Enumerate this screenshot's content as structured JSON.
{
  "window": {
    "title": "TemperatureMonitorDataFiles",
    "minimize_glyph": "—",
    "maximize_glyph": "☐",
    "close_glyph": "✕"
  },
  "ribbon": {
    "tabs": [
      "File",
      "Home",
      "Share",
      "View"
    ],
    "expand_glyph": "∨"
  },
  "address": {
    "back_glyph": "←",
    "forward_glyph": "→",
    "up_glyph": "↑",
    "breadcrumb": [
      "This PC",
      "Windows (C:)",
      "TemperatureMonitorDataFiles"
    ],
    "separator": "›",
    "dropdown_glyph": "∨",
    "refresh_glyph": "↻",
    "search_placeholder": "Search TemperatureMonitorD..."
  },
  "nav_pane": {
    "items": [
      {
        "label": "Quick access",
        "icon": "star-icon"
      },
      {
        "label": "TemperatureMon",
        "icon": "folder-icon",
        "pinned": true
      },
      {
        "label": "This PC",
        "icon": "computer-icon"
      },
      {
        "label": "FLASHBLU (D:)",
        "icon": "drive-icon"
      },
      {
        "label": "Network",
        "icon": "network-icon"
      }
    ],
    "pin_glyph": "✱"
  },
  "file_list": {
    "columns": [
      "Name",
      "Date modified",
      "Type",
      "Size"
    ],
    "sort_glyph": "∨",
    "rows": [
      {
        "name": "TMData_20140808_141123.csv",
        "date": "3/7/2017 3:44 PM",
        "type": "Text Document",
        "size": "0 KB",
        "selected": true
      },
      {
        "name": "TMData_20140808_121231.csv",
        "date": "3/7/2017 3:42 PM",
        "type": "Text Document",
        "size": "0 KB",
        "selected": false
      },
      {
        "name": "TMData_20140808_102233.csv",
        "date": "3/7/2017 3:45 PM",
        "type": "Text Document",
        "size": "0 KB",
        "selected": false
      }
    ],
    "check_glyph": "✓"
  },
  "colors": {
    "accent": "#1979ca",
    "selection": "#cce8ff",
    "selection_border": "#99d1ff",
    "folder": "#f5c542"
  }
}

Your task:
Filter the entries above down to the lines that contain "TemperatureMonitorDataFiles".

Answer below:
    "title": "TemperatureMonitorDataFiles",
      "TemperatureMonitorDataFiles"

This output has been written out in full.